--- Information supplied Enclosed Below ---
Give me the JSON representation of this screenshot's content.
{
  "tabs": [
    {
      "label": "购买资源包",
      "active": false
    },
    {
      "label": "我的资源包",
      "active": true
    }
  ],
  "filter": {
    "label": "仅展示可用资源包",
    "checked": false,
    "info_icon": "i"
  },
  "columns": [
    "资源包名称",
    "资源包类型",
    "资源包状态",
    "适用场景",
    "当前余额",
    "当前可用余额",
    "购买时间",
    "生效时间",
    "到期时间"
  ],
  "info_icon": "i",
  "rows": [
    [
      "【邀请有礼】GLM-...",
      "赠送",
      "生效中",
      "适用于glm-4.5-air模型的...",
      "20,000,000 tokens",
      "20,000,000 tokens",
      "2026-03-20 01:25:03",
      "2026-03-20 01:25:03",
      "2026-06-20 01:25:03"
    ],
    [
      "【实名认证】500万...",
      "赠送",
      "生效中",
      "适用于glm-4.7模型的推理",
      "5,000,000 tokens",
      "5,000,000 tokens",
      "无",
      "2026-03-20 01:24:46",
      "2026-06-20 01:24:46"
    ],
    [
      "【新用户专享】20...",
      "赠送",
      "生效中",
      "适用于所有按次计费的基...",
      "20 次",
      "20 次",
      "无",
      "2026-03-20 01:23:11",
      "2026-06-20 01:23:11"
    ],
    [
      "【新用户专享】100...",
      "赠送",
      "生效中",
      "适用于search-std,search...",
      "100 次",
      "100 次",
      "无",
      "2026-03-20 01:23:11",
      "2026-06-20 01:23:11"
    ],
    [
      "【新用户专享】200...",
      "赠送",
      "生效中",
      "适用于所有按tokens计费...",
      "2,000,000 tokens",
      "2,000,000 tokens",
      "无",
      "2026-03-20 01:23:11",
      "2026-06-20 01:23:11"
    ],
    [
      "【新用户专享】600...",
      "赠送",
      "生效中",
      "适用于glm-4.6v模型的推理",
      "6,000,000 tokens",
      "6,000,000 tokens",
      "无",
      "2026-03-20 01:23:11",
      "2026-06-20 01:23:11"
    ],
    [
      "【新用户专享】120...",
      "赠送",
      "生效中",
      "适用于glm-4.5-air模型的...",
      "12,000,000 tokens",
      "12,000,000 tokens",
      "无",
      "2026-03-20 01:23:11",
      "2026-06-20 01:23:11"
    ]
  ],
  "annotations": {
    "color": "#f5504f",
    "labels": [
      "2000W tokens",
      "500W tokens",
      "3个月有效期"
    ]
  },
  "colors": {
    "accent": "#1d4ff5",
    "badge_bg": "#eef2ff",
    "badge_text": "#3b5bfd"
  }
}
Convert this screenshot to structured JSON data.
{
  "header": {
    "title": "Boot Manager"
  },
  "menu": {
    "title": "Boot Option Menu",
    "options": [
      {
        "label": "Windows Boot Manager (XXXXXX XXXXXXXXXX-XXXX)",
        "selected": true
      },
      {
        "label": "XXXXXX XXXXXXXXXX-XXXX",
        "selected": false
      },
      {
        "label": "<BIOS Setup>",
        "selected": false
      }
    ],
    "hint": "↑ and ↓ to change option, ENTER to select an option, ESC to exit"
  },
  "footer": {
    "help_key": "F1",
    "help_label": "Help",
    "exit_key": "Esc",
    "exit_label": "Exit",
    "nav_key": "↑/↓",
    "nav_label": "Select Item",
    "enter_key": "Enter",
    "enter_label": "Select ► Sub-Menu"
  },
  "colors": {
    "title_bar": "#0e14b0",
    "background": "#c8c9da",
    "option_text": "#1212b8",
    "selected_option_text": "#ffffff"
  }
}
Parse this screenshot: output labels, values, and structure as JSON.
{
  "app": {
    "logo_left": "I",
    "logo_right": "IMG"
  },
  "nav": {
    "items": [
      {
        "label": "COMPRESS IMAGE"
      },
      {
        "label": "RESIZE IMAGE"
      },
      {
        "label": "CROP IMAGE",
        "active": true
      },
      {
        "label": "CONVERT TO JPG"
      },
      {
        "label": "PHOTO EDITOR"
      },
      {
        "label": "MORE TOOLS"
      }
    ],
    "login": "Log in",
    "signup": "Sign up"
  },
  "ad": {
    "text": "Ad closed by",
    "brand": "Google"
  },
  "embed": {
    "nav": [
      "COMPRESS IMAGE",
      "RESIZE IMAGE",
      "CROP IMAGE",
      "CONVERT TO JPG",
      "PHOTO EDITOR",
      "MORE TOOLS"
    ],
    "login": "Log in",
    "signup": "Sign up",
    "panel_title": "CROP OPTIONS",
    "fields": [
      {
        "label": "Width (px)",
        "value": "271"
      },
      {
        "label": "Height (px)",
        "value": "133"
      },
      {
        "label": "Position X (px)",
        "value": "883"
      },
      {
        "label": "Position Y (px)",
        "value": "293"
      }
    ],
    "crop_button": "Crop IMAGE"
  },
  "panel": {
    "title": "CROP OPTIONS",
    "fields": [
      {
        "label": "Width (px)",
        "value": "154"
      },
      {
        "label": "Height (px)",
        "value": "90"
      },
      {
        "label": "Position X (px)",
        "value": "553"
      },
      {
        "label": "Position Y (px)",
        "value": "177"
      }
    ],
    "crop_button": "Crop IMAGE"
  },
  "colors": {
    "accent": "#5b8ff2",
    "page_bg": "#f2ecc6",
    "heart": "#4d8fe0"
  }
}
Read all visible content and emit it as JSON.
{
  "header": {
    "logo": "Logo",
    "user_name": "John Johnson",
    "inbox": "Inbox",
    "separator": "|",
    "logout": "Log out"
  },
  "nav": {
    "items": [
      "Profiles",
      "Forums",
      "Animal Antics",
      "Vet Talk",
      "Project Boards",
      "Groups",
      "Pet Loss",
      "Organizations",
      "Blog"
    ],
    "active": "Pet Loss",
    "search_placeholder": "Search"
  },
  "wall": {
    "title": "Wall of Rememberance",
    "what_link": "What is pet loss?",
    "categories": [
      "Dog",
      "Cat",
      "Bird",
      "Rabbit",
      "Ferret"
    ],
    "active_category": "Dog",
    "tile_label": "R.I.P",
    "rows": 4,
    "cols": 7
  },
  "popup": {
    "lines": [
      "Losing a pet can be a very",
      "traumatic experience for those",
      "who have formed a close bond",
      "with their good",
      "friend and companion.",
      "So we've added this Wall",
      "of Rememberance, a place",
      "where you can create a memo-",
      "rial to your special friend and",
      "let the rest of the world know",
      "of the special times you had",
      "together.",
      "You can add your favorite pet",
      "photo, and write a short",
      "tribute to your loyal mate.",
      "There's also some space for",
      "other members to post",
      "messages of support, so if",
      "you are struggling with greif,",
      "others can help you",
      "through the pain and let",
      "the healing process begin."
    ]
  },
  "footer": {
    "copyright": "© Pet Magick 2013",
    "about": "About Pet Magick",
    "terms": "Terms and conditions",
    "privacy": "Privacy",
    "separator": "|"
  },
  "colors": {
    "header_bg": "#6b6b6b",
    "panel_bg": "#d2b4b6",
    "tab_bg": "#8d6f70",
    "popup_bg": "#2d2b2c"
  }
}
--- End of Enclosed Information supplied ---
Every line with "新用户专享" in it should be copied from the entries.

      "【新用户专享】20...",
      "【新用户专享】100...",
      "【新用户专享】200...",
      "【新用户专享】600...",
      "【新用户专享】120...",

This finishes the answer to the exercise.